Also, truth be told, I'm lazy. This is nothing new either. But for some reason I have so much trouble focusing here. I'm supposed to be performing an evaluation of this gas installation program at the NGO where I'm volunteering. But I realize that I don't have a very solid notion of what I'm doing and I get overwhelmed and don't know where to begin; I make interminable lists of what I still need to learn in order to get started, a cowardly exercise that leaves me stressed with nothing to show for it.
I wake up most mornings with snot, lots of snot, and I evacuate it from my nostrils (Spanish: fosos nasales = "nasal trenches". Gorgeous.) frequently throughout the day only to have more of it continue its unflagging exodus from whatever inner region of my body seems bent on filling the whole world with the fruits of its manufacture.
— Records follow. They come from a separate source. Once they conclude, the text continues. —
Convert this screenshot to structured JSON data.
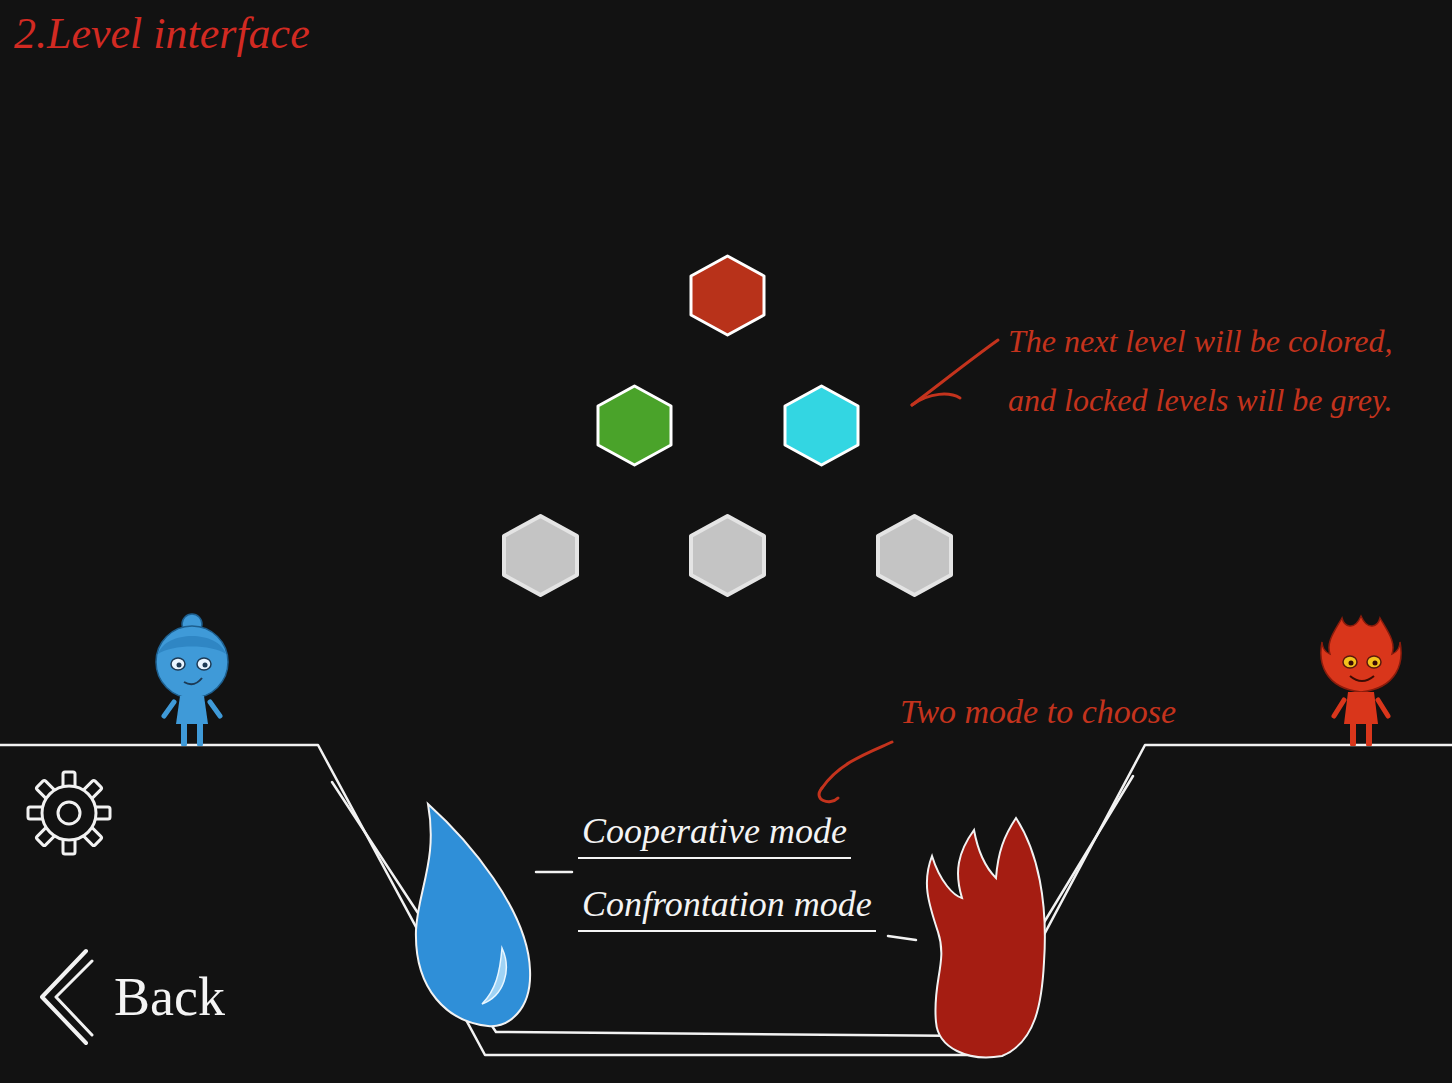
{
  "title": "2.Level interface",
  "levels": [
    {
      "color": "#b8321a",
      "locked": false
    },
    {
      "color": "#4aa32a",
      "locked": false
    },
    {
      "color": "#33d6e2",
      "locked": false
    },
    {
      "color": "#c4c4c4",
      "locked": true
    },
    {
      "color": "#c4c4c4",
      "locked": true
    },
    {
      "color": "#c4c4c4",
      "locked": true
    }
  ],
  "levels_note": "The next level will be colored, and locked levels will be grey.",
  "modes": {
    "note": "Two mode to choose",
    "items": [
      {
        "label": "Cooperative mode"
      },
      {
        "label": "Confrontation mode"
      }
    ]
  },
  "back": "Back"
}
I don't want to go to the doctor, because it takes time (and phone bill -- I pay Arg$2, about 65 US cents, a minute) and I'm enrolled in this online course so I'll be able to graduate in December, which of course consumes way more time than I expected. All this complicates my ability to just explore this fascinating big terrifying repulsive elegant melancholy gorgeous incomprehensible anthill I live in, which is what I really want to do but it's hard.
I wash my undies by hand in the sink because I always forget to take clothes to the laundromat before I run out. Always.
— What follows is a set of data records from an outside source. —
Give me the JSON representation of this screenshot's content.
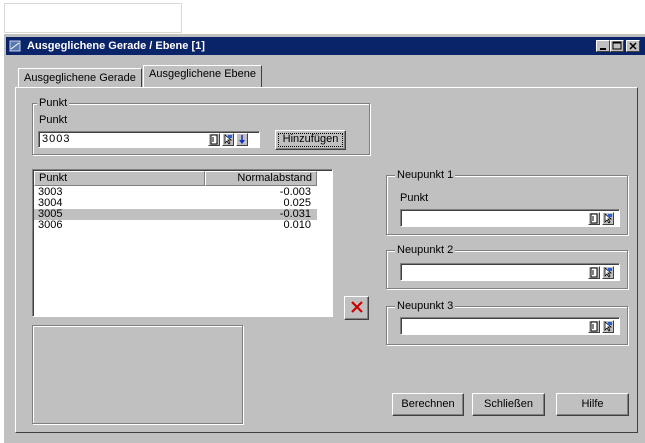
{
  "window": {
    "title": "Ausgeglichene Gerade / Ebene [1]",
    "caption_buttons": {
      "minimize": "_",
      "maximize": "□",
      "close": "×"
    }
  },
  "tabs": [
    {
      "label": "Ausgeglichene Gerade",
      "active": false
    },
    {
      "label": "Ausgeglichene Ebene",
      "active": true
    }
  ],
  "punkt_group": {
    "legend": "Punkt",
    "field_label": "Punkt",
    "value": "3003",
    "add_button": "Hinzufügen"
  },
  "table": {
    "columns": [
      "Punkt",
      "Normalabstand"
    ],
    "rows": [
      {
        "punkt": "3003",
        "normalabstand": "-0.003",
        "selected": false
      },
      {
        "punkt": "3004",
        "normalabstand": "0.025",
        "selected": false
      },
      {
        "punkt": "3005",
        "normalabstand": "-0.031",
        "selected": true
      },
      {
        "punkt": "3006",
        "normalabstand": "0.010",
        "selected": false
      }
    ]
  },
  "neupunkt1": {
    "legend": "Neupunkt 1",
    "field_label": "Punkt",
    "value": ""
  },
  "neupunkt2": {
    "legend": "Neupunkt 2",
    "value": ""
  },
  "neupunkt3": {
    "legend": "Neupunkt 3",
    "value": ""
  },
  "buttons": {
    "berechnen": "Berechnen",
    "schliessen": "Schließen",
    "hilfe": "Hilfe"
  },
  "icons": {
    "delete": "red-x-delete-icon"
  },
  "colors": {
    "titlebar": "#0a246a",
    "face": "#c0c0c0",
    "delete": "#cc0000"
  }
}
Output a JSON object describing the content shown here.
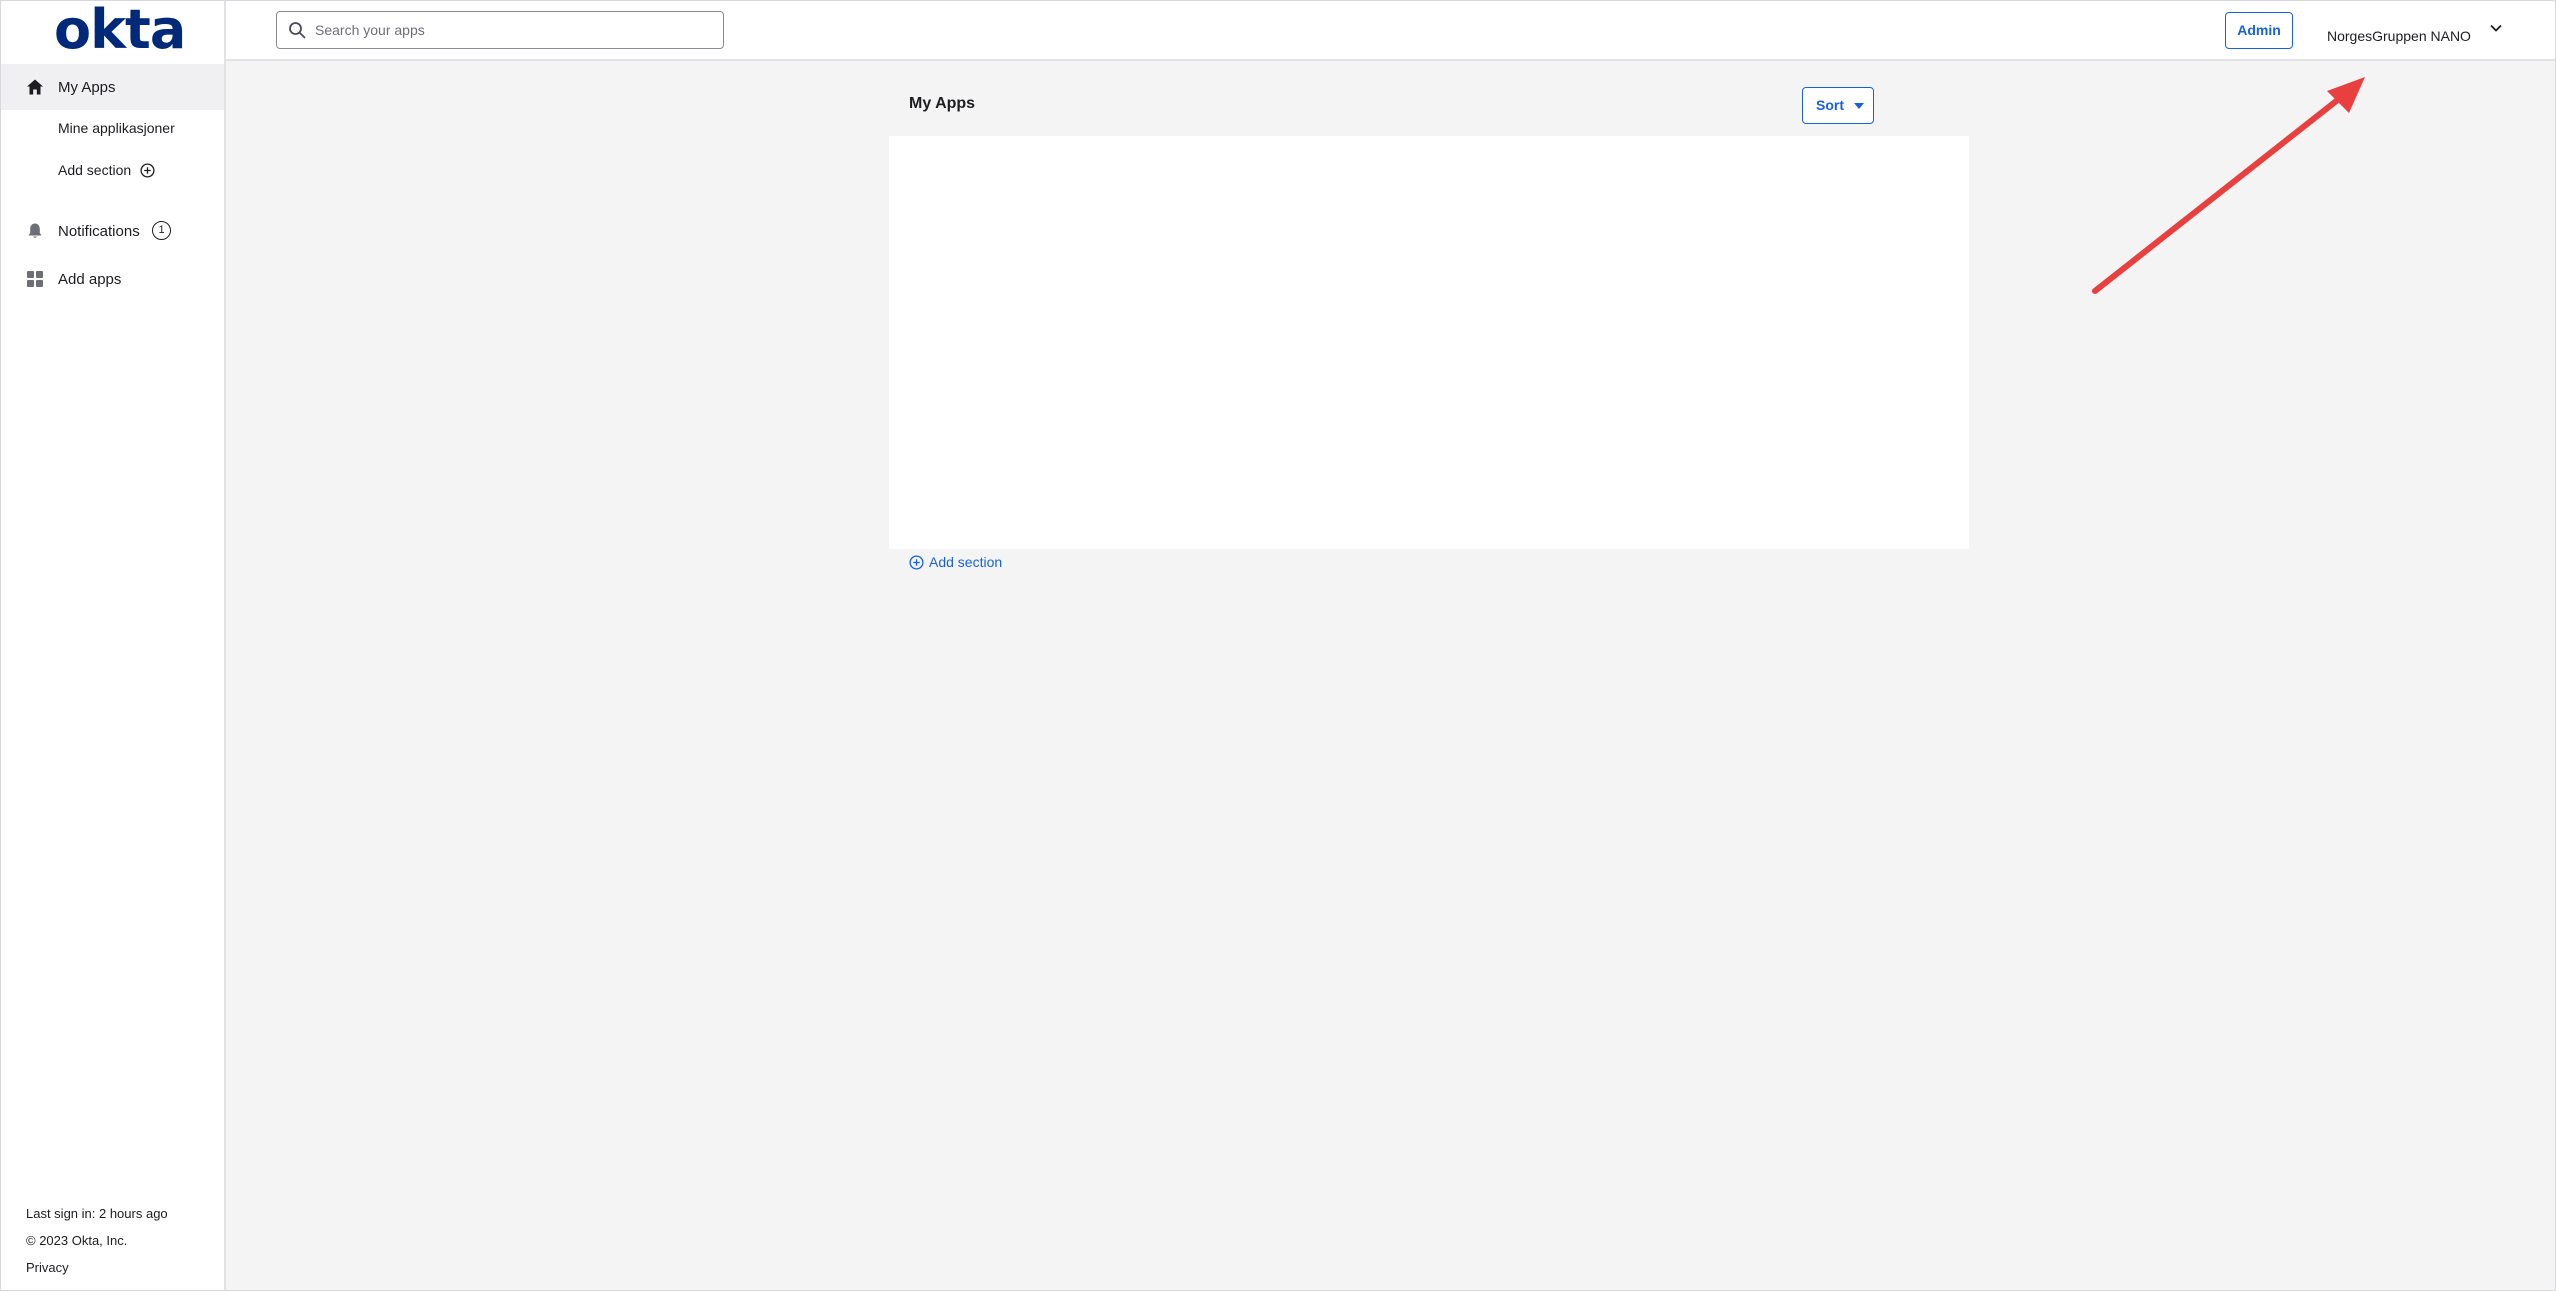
{
  "brand": {
    "logo_text": "okta",
    "logo_color": "#00297a"
  },
  "search": {
    "placeholder": "Search your apps",
    "value": ""
  },
  "header": {
    "admin_label": "Admin",
    "user_name": "NorgesGruppen NANO"
  },
  "sidebar": {
    "my_apps": "My Apps",
    "sections": [
      "Mine applikasjoner"
    ],
    "add_section": "Add section",
    "notifications": "Notifications",
    "notifications_count": "1",
    "add_apps": "Add apps"
  },
  "footer": {
    "last_sign_in": "Last sign in: 2 hours ago",
    "copyright": "© 2023 Okta, Inc.",
    "privacy": "Privacy"
  },
  "main": {
    "title": "My Apps",
    "sort_label": "Sort",
    "add_section": "Add section"
  },
  "colors": {
    "accent": "#1662dd",
    "annotation_arrow": "#e8403f"
  }
}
The banks charge me Arg$20 every time I withdraw money.
The light in my room burned out. It's not the bulb; I changed it.
I know this looks like unabashed whining, and in fact that's exactly what it is. But I'm also observing. I've never had occasion to do this before -- move far away, on my own, even if only for the summer -- and it's different than I expected. It's got the romance and challenge of carving a completely fresh life from the raw materials of a new continent, like I anticipated. It's just that some of the challenges are things like dry-cleaning, and having a fridge approximately the size of a cinderblock.
It occurs to me that I may be experiencing in a small way the frustrations of all immigrants -- the minuscule shavings of value taken off over a wide range of activities, by unfamiliarity and relocation, that diminish one's sense of abundance. Maybe that's what it means to live in a fallen world: it's less that the world has fallen than that we have fallen into it. Displacement is uncomfortable. Is this how Adam felt, expelled into the lone and dreary world? "What, you mean I have to WATER the plants now??"
Adam's dislocation was, well, probably more significant than my privileged brush with life in a place one tiptoe closer to real need than what I'm accustomed to. But even he seems to have ended up just fine. Clearly the million tiny or large shocks that compose migration are things people learn how to deal with. They stay in new places, settle in, have abundant babies who have abundant lives. I'll adapt. I mean, my immigrant ancestors did, so I don't even have to trace my DNA all the way to Adam to find that trait. But I think Adam's story holds the key to the whole project, which is that of course it wasn't just Adam's story: it was also Eve's. They each had a meet help, a soul mate (Spanish: media naranja = "half orange". Gorgeous.) with whom to share the frustration and heartache that come with adapting to a life suddenly turned on its head. And with whom to share the exorbitant and sweet satisfaction when they finally started, together, to figure it out.